Activity: For each record here, output an exact copy.

Data to process:
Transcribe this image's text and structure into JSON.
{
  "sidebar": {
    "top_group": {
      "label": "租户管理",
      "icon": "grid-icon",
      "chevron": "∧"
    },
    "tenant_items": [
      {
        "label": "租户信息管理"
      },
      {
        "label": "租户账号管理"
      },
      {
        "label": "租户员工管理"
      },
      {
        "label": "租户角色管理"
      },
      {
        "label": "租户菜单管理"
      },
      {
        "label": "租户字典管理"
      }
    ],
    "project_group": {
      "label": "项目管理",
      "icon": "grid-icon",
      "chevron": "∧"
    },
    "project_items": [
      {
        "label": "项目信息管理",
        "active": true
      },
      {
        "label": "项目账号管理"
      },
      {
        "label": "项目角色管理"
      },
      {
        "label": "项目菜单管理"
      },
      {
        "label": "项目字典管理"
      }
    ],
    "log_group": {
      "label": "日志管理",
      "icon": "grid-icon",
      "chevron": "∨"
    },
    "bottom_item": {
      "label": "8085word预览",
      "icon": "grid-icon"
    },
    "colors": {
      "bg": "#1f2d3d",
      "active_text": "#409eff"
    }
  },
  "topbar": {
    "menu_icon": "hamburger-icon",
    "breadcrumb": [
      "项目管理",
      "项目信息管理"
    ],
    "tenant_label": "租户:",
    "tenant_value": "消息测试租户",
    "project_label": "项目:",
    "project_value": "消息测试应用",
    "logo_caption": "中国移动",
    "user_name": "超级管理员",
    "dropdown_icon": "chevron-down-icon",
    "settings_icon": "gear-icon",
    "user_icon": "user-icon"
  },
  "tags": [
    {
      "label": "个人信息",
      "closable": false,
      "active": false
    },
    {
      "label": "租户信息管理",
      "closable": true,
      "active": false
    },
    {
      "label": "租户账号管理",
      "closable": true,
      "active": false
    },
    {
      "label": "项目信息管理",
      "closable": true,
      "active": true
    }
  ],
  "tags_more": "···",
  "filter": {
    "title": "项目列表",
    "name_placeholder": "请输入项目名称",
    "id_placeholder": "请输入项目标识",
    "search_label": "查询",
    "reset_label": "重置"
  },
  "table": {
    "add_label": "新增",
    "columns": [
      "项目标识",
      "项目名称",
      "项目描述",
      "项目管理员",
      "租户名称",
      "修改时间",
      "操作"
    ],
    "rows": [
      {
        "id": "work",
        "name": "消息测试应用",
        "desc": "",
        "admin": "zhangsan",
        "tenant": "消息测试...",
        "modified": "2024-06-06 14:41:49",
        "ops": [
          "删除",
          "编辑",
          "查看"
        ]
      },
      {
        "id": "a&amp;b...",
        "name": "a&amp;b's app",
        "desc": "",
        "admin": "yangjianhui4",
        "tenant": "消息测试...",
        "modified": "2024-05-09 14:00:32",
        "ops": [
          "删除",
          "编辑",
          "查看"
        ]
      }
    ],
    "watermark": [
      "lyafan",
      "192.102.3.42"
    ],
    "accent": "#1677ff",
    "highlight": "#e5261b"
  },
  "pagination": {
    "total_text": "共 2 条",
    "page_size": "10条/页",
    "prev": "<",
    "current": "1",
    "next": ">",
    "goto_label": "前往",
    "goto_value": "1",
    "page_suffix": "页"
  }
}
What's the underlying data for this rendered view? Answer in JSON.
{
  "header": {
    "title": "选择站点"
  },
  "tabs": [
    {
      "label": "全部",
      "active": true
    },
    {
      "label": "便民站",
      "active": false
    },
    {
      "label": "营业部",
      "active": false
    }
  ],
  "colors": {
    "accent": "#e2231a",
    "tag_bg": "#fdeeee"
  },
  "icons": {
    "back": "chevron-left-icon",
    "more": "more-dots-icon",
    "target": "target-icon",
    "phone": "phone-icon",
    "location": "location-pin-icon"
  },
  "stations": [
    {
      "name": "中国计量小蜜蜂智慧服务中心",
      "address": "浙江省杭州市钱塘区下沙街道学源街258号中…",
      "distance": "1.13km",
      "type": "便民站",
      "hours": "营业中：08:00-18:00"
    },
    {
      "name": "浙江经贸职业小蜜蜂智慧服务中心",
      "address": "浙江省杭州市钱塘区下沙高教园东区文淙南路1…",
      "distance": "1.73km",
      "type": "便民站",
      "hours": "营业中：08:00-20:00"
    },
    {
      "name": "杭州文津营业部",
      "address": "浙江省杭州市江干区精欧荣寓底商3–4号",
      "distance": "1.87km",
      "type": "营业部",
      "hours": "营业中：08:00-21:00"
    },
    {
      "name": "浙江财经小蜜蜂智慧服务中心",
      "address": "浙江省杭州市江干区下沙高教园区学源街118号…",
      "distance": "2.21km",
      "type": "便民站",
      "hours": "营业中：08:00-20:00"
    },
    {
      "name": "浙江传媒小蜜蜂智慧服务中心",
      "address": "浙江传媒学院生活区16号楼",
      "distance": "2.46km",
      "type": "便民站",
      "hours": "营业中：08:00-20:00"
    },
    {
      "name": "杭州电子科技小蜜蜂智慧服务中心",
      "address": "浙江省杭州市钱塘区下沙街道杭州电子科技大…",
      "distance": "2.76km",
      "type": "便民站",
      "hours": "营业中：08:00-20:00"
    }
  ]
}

Response:
Transcribe this image's text and structure into JSON.
{
  "sidebar": {
    "top_group": {
      "label": "租户管理",
      "icon": "grid-icon",
      "chevron": "∧"
    },
    "tenant_items": [
      {
        "label": "租户信息管理"
      },
      {
        "label": "租户账号管理"
      },
      {
        "label": "租户员工管理"
      },
      {
        "label": "租户角色管理"
      },
      {
        "label": "租户菜单管理"
      },
      {
        "label": "租户字典管理"
      }
    ],
    "project_group": {
      "label": "项目管理",
      "icon": "grid-icon",
      "chevron": "∧"
    },
    "project_items": [
      {
        "label": "项目信息管理",
        "active": true
      },
      {
        "label": "项目账号管理"
      },
      {
        "label": "项目角色管理"
      },
      {
        "label": "项目菜单管理"
      },
      {
        "label": "项目字典管理"
      }
    ],
    "log_group": {
      "label": "日志管理",
      "icon": "grid-icon",
      "chevron": "∨"
    },
    "bottom_item": {
      "label": "8085word预览",
      "icon": "grid-icon"
    },
    "colors": {
      "bg": "#1f2d3d",
      "active_text": "#409eff"
    }
  },
  "topbar": {
    "menu_icon": "hamburger-icon",
    "breadcrumb": [
      "项目管理",
      "项目信息管理"
    ],
    "tenant_label": "租户:",
    "tenant_value": "消息测试租户",
    "project_label": "项目:",
    "project_value": "消息测试应用",
    "logo_caption": "中国移动",
    "user_name": "超级管理员",
    "dropdown_icon": "chevron-down-icon",
    "settings_icon": "gear-icon",
    "user_icon": "user-icon"
  },
  "tags": [
    {
      "label": "个人信息",
      "closable": false,
      "active": false
    },
    {
      "label": "租户信息管理",
      "closable": true,
      "active": false
    },
    {
      "label": "租户账号管理",
      "closable": true,
      "active": false
    },
    {
      "label": "项目信息管理",
      "closable": true,
      "active": true
    }
  ],
  "tags_more": "···",
  "filter": {
    "title": "项目列表",
    "name_placeholder": "请输入项目名称",
    "id_placeholder": "请输入项目标识",
    "search_label": "查询",
    "reset_label": "重置"
  },
  "table": {
    "add_label": "新增",
    "columns": [
      "项目标识",
      "项目名称",
      "项目描述",
      "项目管理员",
      "租户名称",
      "修改时间",
      "操作"
    ],
    "rows": [
      {
        "id": "work",
        "name": "消息测试应用",
        "desc": "",
        "admin": "zhangsan",
        "tenant": "消息测试...",
        "modified": "2024-06-06 14:41:49",
        "ops": [
          "删除",
          "编辑",
          "查看"
        ]
      },
      {
        "id": "a&amp;b...",
        "name": "a&amp;b's app",
        "desc": "",
        "admin": "yangjianhui4",
        "tenant": "消息测试...",
        "modified": "2024-05-09 14:00:32",
        "ops": [
          "删除",
          "编辑",
          "查看"
        ]
      }
    ],
    "watermark": [
      "lyafan",
      "192.102.3.42"
    ],
    "accent": "#1677ff",
    "highlight": "#e5261b"
  },
  "pagination": {
    "total_text": "共 2 条",
    "page_size": "10条/页",
    "prev": "<",
    "current": "1",
    "next": ">",
    "goto_label": "前往",
    "goto_value": "1",
    "page_suffix": "页"
  }
}
What's the underlying data for this rendered view? Answer in JSON.
{
  "header": {
    "title": "选择站点"
  },
  "tabs": [
    {
      "label": "全部",
      "active": true
    },
    {
      "label": "便民站",
      "active": false
    },
    {
      "label": "营业部",
      "active": false
    }
  ],
  "colors": {
    "accent": "#e2231a",
    "tag_bg": "#fdeeee"
  },
  "icons": {
    "back": "chevron-left-icon",
    "more": "more-dots-icon",
    "target": "target-icon",
    "phone": "phone-icon",
    "location": "location-pin-icon"
  },
  "stations": [
    {
      "name": "中国计量小蜜蜂智慧服务中心",
      "address": "浙江省杭州市钱塘区下沙街道学源街258号中…",
      "distance": "1.13km",
      "type": "便民站",
      "hours": "营业中：08:00-18:00"
    },
    {
      "name": "浙江经贸职业小蜜蜂智慧服务中心",
      "address": "浙江省杭州市钱塘区下沙高教园东区文淙南路1…",
      "distance": "1.73km",
      "type": "便民站",
      "hours": "营业中：08:00-20:00"
    },
    {
      "name": "杭州文津营业部",
      "address": "浙江省杭州市江干区精欧荣寓底商3–4号",
      "distance": "1.87km",
      "type": "营业部",
      "hours": "营业中：08:00-21:00"
    },
    {
      "name": "浙江财经小蜜蜂智慧服务中心",
      "address": "浙江省杭州市江干区下沙高教园区学源街118号…",
      "distance": "2.21km",
      "type": "便民站",
      "hours": "营业中：08:00-20:00"
    },
    {
      "name": "浙江传媒小蜜蜂智慧服务中心",
      "address": "浙江传媒学院生活区16号楼",
      "distance": "2.46km",
      "type": "便民站",
      "hours": "营业中：08:00-20:00"
    },
    {
      "name": "杭州电子科技小蜜蜂智慧服务中心",
      "address": "浙江省杭州市钱塘区下沙街道杭州电子科技大…",
      "distance": "2.76km",
      "type": "便民站",
      "hours": "营业中：08:00-20:00"
    }
  ]
}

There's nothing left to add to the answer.